◆ DATA RECORDS ◆
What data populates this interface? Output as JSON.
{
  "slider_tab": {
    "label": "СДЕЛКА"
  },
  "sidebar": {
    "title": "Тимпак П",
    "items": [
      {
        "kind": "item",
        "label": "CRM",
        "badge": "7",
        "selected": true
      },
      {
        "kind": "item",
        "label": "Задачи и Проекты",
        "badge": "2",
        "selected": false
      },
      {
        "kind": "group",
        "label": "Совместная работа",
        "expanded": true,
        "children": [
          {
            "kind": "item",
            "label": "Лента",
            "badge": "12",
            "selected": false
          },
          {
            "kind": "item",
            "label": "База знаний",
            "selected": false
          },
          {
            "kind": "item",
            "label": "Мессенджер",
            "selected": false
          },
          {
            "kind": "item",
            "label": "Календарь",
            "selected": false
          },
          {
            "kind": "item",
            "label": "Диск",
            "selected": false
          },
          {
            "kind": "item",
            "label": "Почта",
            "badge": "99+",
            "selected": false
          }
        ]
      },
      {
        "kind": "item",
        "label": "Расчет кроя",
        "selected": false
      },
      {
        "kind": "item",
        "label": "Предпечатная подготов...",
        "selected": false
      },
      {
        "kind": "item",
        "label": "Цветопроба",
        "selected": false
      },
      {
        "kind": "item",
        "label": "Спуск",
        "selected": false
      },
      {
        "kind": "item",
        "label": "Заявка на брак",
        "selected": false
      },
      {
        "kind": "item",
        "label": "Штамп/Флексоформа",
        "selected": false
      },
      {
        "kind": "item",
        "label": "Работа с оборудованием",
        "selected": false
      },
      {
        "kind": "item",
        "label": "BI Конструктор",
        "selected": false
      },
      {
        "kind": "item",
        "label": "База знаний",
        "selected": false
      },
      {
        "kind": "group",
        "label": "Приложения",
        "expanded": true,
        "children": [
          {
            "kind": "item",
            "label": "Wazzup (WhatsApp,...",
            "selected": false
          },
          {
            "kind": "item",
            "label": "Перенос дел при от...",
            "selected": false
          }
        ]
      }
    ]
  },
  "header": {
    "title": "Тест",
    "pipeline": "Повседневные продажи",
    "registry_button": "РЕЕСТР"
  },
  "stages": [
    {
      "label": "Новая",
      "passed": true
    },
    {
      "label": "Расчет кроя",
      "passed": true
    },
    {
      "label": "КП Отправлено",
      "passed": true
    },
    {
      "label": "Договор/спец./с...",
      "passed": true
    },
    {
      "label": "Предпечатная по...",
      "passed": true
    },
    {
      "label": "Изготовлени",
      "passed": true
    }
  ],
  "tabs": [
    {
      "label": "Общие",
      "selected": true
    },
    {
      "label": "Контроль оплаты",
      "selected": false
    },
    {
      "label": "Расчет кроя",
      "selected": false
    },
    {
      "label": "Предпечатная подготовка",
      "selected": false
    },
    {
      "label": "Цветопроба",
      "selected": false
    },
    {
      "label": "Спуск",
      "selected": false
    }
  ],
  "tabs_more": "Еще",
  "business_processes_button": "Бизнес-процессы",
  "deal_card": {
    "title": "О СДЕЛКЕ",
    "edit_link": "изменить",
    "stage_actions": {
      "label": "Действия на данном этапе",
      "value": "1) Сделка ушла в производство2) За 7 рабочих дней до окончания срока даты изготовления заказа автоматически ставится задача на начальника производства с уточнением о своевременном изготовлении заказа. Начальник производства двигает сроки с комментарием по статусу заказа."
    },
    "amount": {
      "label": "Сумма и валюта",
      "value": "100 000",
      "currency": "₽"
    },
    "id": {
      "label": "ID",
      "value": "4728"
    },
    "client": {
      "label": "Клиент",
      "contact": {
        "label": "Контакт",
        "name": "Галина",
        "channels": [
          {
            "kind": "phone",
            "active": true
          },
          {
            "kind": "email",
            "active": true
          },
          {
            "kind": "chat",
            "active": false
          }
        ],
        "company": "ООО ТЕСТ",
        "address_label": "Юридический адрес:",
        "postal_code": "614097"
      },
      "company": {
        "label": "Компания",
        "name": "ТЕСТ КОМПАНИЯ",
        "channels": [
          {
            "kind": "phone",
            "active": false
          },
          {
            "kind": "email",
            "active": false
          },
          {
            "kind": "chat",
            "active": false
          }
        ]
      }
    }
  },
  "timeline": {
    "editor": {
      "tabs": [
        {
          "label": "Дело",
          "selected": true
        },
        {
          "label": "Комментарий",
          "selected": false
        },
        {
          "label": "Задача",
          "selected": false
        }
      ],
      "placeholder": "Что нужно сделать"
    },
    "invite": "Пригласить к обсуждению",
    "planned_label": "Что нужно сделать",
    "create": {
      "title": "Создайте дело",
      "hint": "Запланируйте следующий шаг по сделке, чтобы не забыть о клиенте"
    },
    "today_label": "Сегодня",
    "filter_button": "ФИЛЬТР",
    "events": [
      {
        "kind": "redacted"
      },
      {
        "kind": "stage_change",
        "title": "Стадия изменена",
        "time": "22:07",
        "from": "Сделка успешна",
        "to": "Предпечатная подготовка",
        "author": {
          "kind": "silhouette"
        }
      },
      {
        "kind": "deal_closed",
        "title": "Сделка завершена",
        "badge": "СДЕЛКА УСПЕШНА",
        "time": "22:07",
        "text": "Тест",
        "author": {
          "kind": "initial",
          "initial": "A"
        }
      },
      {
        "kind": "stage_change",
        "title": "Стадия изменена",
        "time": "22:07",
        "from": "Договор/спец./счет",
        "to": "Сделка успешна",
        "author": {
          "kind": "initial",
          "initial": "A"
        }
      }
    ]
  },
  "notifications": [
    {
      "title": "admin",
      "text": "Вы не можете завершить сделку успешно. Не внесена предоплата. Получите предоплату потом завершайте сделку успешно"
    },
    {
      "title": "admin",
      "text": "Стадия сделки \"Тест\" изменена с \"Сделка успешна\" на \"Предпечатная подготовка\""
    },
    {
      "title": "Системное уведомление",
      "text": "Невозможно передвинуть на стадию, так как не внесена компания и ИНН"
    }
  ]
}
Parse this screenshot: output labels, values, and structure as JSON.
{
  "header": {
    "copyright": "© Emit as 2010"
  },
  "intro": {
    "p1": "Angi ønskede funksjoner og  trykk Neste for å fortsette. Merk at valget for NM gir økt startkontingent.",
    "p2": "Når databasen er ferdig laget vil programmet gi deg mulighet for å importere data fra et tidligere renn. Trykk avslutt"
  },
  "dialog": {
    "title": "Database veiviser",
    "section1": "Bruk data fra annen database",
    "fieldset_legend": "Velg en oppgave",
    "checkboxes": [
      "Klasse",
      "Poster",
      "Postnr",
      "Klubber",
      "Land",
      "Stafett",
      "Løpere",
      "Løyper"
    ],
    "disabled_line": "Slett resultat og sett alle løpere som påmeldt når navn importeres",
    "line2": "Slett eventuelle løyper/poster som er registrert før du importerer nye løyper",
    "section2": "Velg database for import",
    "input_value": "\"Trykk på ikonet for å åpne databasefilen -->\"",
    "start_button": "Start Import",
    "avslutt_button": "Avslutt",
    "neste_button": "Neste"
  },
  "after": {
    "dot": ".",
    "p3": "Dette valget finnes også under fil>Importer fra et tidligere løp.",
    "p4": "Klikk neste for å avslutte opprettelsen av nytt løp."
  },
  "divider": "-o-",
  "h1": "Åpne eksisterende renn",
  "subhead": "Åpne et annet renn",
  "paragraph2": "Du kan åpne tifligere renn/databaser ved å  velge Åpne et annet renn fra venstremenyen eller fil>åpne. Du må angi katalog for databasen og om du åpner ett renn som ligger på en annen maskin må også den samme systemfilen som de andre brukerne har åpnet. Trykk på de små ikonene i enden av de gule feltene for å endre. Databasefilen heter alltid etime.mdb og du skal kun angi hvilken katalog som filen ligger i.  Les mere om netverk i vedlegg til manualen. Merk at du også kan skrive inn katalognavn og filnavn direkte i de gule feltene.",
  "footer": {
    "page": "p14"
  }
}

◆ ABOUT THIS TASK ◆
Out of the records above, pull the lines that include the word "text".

◆ ANSWER BOX ◆
        "text": "Тест",
      "text": "Вы не можете завершить сделку успешно. Не внесена предоплата. Получите предоплату потом завершайте сделку успешно"
      "text": "Стадия сделки \"Тест\" изменена с \"Сделка успешна\" на \"Предпечатная подготовка\""
      "text": "Невозможно передвинуть на стадию, так как не внесена компания и ИНН"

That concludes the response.